### Source data
BEGIN

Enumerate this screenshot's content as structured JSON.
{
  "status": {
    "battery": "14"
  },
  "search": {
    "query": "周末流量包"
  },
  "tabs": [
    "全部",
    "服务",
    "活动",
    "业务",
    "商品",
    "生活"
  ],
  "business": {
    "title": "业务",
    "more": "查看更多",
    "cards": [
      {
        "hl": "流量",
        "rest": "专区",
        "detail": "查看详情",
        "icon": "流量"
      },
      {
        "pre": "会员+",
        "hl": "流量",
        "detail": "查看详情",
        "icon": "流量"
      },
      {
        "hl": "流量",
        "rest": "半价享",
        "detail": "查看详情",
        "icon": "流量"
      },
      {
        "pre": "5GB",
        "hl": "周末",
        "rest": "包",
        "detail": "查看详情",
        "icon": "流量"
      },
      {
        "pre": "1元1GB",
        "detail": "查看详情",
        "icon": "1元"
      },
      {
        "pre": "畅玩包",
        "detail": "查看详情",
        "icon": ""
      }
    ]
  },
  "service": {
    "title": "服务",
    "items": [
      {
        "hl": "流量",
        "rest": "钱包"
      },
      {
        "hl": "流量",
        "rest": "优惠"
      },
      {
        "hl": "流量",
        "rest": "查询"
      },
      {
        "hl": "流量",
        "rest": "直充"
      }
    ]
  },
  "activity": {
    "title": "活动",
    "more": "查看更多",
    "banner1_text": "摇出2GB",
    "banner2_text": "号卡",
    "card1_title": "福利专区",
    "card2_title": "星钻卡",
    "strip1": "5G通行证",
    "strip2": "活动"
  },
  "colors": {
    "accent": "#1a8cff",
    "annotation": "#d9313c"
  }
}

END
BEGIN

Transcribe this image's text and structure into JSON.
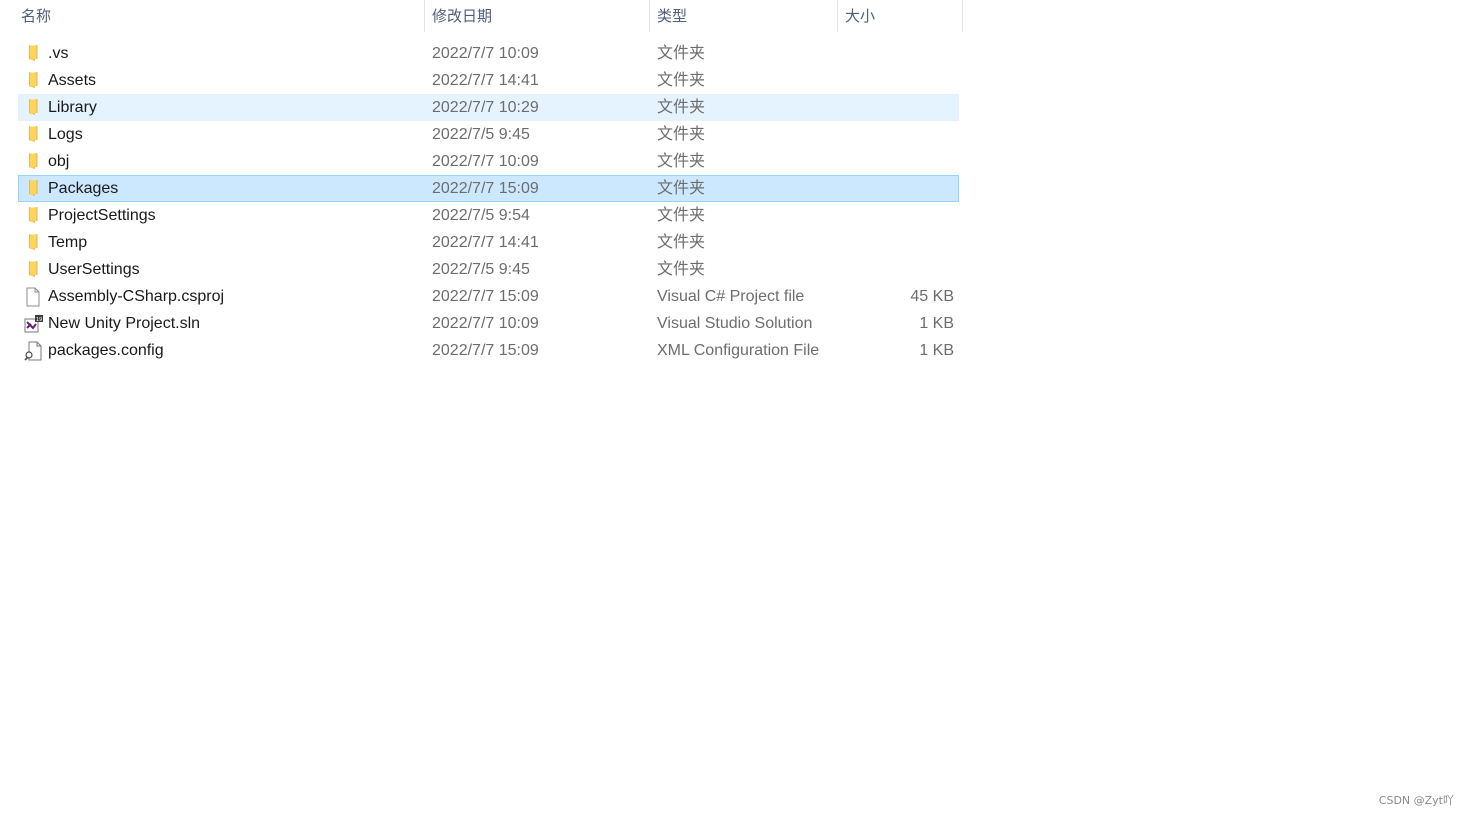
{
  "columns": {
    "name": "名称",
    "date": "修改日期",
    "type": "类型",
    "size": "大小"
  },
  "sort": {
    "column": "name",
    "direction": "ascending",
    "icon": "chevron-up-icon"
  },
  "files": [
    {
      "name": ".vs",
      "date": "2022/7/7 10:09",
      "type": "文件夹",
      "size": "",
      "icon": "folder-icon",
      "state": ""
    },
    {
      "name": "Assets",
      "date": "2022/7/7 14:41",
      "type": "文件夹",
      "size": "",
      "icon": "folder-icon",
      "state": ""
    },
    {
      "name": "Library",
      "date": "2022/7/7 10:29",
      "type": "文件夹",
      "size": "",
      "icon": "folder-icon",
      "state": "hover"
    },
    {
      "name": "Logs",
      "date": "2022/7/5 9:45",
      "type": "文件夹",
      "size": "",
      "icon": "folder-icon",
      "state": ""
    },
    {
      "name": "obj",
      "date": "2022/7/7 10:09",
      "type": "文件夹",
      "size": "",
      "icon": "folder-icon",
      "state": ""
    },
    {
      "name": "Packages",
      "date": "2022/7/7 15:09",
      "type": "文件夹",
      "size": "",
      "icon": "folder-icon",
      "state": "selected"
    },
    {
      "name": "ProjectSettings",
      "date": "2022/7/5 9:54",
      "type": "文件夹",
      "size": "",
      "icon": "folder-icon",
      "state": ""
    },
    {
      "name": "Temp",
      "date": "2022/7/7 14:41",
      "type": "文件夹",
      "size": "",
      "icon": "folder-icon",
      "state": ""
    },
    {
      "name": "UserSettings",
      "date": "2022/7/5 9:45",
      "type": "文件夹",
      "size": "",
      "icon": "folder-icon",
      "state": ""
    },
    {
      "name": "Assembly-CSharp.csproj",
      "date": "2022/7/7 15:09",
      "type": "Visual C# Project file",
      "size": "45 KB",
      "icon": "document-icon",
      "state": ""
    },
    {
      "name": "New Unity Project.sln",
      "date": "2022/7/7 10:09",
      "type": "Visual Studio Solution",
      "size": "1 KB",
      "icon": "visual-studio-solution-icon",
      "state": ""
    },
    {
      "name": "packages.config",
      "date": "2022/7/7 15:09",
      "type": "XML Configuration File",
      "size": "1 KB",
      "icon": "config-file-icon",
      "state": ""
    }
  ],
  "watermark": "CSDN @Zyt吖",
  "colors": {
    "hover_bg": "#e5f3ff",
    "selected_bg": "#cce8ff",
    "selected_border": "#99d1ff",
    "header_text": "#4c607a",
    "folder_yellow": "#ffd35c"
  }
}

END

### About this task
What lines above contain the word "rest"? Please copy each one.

### Solution for this exercise
        "rest": "专区",
        "rest": "半价享",
        "rest": "包",
        "rest": "钱包"
        "rest": "优惠"
        "rest": "查询"
        "rest": "直充"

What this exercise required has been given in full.